What to do
Every line in the listing is to be echoed verbatim.

Material to process
'''

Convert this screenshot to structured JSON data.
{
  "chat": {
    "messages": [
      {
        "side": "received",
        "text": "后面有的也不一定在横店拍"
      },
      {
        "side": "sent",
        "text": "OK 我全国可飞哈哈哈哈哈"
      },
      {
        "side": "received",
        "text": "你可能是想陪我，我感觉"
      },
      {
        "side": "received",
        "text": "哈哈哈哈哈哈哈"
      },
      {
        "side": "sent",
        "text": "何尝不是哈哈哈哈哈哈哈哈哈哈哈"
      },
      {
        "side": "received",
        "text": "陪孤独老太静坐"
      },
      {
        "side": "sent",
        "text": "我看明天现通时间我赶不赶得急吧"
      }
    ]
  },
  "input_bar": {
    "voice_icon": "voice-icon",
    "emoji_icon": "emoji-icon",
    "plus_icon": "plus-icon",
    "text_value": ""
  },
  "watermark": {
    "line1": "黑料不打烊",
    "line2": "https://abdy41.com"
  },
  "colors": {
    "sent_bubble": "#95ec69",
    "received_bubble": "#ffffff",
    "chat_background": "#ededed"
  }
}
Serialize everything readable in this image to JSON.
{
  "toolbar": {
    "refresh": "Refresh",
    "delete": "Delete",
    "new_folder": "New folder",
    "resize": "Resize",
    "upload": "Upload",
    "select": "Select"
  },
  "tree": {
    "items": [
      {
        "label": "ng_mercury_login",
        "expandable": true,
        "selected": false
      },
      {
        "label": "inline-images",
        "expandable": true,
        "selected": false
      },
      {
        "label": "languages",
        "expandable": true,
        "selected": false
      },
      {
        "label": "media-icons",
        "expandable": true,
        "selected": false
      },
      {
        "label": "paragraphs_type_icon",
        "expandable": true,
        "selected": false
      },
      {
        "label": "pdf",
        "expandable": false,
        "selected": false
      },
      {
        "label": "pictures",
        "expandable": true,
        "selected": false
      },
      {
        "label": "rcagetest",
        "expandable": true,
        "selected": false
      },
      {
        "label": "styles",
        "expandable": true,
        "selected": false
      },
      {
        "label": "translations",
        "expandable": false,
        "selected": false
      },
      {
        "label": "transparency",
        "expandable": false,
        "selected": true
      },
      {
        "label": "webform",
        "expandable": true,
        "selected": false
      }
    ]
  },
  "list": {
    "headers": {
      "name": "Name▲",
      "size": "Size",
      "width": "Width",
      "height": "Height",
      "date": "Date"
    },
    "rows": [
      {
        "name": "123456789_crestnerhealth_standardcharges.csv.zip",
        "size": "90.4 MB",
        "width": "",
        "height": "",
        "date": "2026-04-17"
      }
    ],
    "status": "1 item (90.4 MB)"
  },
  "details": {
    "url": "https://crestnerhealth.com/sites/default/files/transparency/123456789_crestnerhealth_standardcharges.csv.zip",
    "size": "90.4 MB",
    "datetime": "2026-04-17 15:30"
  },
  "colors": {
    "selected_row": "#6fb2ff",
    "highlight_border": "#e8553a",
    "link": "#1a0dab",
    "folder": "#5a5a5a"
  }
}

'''

Worked solution
Convert this screenshot to structured JSON data.
{
  "chat": {
    "messages": [
      {
        "side": "received",
        "text": "后面有的也不一定在横店拍"
      },
      {
        "side": "sent",
        "text": "OK 我全国可飞哈哈哈哈哈"
      },
      {
        "side": "received",
        "text": "你可能是想陪我，我感觉"
      },
      {
        "side": "received",
        "text": "哈哈哈哈哈哈哈"
      },
      {
        "side": "sent",
        "text": "何尝不是哈哈哈哈哈哈哈哈哈哈哈"
      },
      {
        "side": "received",
        "text": "陪孤独老太静坐"
      },
      {
        "side": "sent",
        "text": "我看明天现通时间我赶不赶得急吧"
      }
    ]
  },
  "input_bar": {
    "voice_icon": "voice-icon",
    "emoji_icon": "emoji-icon",
    "plus_icon": "plus-icon",
    "text_value": ""
  },
  "watermark": {
    "line1": "黑料不打烊",
    "line2": "https://abdy41.com"
  },
  "colors": {
    "sent_bubble": "#95ec69",
    "received_bubble": "#ffffff",
    "chat_background": "#ededed"
  }
}
Serialize everything readable in this image to JSON.
{
  "toolbar": {
    "refresh": "Refresh",
    "delete": "Delete",
    "new_folder": "New folder",
    "resize": "Resize",
    "upload": "Upload",
    "select": "Select"
  },
  "tree": {
    "items": [
      {
        "label": "ng_mercury_login",
        "expandable": true,
        "selected": false
      },
      {
        "label": "inline-images",
        "expandable": true,
        "selected": false
      },
      {
        "label": "languages",
        "expandable": true,
        "selected": false
      },
      {
        "label": "media-icons",
        "expandable": true,
        "selected": false
      },
      {
        "label": "paragraphs_type_icon",
        "expandable": true,
        "selected": false
      },
      {
        "label": "pdf",
        "expandable": false,
        "selected": false
      },
      {
        "label": "pictures",
        "expandable": true,
        "selected": false
      },
      {
        "label": "rcagetest",
        "expandable": true,
        "selected": false
      },
      {
        "label": "styles",
        "expandable": true,
        "selected": false
      },
      {
        "label": "translations",
        "expandable": false,
        "selected": false
      },
      {
        "label": "transparency",
        "expandable": false,
        "selected": true
      },
      {
        "label": "webform",
        "expandable": true,
        "selected": false
      }
    ]
  },
  "list": {
    "headers": {
      "name": "Name▲",
      "size": "Size",
      "width": "Width",
      "height": "Height",
      "date": "Date"
    },
    "rows": [
      {
        "name": "123456789_crestnerhealth_standardcharges.csv.zip",
        "size": "90.4 MB",
        "width": "",
        "height": "",
        "date": "2026-04-17"
      }
    ],
    "status": "1 item (90.4 MB)"
  },
  "details": {
    "url": "https://crestnerhealth.com/sites/default/files/transparency/123456789_crestnerhealth_standardcharges.csv.zip",
    "size": "90.4 MB",
    "datetime": "2026-04-17 15:30"
  },
  "colors": {
    "selected_row": "#6fb2ff",
    "highlight_border": "#e8553a",
    "link": "#1a0dab",
    "folder": "#5a5a5a"
  }
}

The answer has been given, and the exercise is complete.